Kindt makes use of every square inch of the book to the point where I read the indicia just to make sure I didn't miss anything. The narrative is full and yet doesn't feel clogged at all. Kindt manages to pack a satisfying quest tale into this issue while also giving it room to breathe. Surrounding this tale are shorts called "The Second Floor" and "The Ad Man," whch entertain while dropping truth bombs about the world of "Mind MGMT" and the flavor of this book. Kindt wants readers to know the little details of the fabric as much as he needs us to see the big picture of the tapestry.
Meru's quest becomes much more harrowing when the Immortals following her get close enough to shoot. The chase through a remote Chinese village is tense and expertly told. Kindt proves himself adept at handling action sequences by selecting the right panels to show the progression of movement and emotion. The abrupt actions of the female Immortal shock as Kindt throws them onto the page without much warning or fanfare. It is impossible to second-guess this book.

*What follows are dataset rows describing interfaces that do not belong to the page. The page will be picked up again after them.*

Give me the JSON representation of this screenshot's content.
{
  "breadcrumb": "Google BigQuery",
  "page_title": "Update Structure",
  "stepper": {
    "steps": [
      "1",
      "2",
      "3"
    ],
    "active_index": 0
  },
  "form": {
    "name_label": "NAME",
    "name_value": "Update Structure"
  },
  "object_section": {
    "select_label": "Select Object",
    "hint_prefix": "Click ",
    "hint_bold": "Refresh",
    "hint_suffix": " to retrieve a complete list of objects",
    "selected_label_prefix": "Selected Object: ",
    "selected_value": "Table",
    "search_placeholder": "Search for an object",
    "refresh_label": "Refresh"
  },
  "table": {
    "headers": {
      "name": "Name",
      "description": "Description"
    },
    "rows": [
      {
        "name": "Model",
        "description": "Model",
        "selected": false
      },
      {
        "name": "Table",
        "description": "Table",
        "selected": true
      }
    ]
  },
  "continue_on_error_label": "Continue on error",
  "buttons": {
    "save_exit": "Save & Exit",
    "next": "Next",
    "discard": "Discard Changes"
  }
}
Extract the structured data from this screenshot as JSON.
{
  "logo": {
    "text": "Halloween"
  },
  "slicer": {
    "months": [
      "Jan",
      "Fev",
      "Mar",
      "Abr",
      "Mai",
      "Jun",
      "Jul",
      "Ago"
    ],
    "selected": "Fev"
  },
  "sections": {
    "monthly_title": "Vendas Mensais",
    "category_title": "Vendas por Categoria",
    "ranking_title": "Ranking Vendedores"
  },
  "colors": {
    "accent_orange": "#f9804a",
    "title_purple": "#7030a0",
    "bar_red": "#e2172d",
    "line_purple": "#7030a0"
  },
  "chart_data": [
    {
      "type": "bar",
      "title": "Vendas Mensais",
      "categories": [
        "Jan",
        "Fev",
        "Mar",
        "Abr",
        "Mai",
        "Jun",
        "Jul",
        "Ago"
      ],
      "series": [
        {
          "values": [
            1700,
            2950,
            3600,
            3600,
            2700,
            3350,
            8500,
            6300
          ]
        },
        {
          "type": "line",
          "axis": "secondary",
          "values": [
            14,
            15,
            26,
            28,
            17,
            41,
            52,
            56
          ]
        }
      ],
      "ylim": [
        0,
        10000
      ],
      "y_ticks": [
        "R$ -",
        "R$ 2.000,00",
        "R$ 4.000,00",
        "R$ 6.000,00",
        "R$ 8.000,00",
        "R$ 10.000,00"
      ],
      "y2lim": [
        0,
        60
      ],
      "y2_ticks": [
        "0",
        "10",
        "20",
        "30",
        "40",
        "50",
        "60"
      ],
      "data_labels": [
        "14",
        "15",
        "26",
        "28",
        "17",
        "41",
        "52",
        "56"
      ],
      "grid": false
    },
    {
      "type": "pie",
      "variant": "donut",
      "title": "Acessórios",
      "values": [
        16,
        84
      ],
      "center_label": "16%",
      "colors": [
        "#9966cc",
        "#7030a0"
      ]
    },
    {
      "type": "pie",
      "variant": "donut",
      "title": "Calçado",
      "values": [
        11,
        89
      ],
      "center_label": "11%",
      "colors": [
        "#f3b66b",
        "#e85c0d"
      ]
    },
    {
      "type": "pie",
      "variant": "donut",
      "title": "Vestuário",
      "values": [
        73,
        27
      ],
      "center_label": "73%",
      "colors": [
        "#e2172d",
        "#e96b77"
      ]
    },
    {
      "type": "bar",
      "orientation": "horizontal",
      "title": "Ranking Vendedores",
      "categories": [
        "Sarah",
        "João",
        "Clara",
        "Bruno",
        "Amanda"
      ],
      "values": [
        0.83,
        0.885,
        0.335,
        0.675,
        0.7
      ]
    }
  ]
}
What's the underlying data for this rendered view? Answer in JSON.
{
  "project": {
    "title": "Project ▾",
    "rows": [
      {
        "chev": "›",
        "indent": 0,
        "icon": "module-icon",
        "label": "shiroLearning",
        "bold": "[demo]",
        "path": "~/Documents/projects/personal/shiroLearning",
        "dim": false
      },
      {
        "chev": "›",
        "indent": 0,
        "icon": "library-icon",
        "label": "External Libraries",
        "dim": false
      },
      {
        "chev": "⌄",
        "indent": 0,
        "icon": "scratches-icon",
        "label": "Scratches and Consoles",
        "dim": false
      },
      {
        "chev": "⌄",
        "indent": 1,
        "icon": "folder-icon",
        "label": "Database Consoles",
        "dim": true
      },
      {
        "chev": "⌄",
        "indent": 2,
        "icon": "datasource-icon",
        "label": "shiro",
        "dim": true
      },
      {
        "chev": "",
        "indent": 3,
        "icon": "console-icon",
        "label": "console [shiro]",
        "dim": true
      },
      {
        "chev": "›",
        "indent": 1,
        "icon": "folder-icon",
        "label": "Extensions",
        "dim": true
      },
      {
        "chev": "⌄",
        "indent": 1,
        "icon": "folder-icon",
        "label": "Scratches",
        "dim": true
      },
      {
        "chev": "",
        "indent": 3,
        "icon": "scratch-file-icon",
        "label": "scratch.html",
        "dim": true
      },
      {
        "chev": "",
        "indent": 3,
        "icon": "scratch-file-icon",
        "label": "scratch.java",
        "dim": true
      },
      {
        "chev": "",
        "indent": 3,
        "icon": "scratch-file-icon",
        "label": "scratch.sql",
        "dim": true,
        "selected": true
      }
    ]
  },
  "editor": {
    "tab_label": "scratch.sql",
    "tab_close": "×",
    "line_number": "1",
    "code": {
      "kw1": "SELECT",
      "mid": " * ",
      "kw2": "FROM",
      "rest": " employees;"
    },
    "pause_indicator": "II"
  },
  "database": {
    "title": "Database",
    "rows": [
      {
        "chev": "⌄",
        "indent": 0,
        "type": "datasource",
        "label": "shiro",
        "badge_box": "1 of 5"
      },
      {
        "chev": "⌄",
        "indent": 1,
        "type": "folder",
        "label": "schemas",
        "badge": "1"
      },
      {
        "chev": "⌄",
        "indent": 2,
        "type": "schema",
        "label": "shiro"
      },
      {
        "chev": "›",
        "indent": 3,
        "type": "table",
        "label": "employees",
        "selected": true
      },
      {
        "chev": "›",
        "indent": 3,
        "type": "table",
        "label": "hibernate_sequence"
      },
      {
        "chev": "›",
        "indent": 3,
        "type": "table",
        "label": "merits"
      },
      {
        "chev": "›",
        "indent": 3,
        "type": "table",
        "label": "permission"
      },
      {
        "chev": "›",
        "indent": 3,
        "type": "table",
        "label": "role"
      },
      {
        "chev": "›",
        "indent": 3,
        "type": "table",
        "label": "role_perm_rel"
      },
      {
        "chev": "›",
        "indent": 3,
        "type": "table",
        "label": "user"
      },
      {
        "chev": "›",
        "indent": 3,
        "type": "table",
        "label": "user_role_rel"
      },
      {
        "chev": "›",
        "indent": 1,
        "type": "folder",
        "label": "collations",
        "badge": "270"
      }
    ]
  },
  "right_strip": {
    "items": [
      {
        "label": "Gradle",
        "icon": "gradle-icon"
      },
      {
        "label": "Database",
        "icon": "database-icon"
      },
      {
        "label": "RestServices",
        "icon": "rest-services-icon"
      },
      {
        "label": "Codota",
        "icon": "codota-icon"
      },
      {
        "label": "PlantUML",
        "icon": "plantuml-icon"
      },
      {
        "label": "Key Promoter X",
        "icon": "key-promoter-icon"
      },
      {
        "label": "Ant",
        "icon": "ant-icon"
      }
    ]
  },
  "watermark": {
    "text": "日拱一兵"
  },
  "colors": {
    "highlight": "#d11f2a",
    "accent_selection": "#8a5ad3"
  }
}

Kindt's artwork pops on the page. His lines are scratchy and easy with dynamic and mesmerizing color choices. The watercolor skies are moody and the stripes of red blood are dramatic and real. Kindt tells a clean narrative but there is no doubt his emotion on the page trumps his clarity. One splash page of Meru feels odd purely due to the placement and arrangement of one eyebrow. It shows how important every little aspect is.
There is sadness in "Mind MGMT" #3: the sadness in confusion, the sadness in knowing too much. No one in this book seems happy, but the lesson is that they all still continue forward. No character gives up and they are always read to take the next stop. With so many dense mysteries swirling through these pages, it will be hard for readers to give up once they are hooked. Kindt is a smart creator -- he hooks readers from the very start, reapplying a new hook on every page.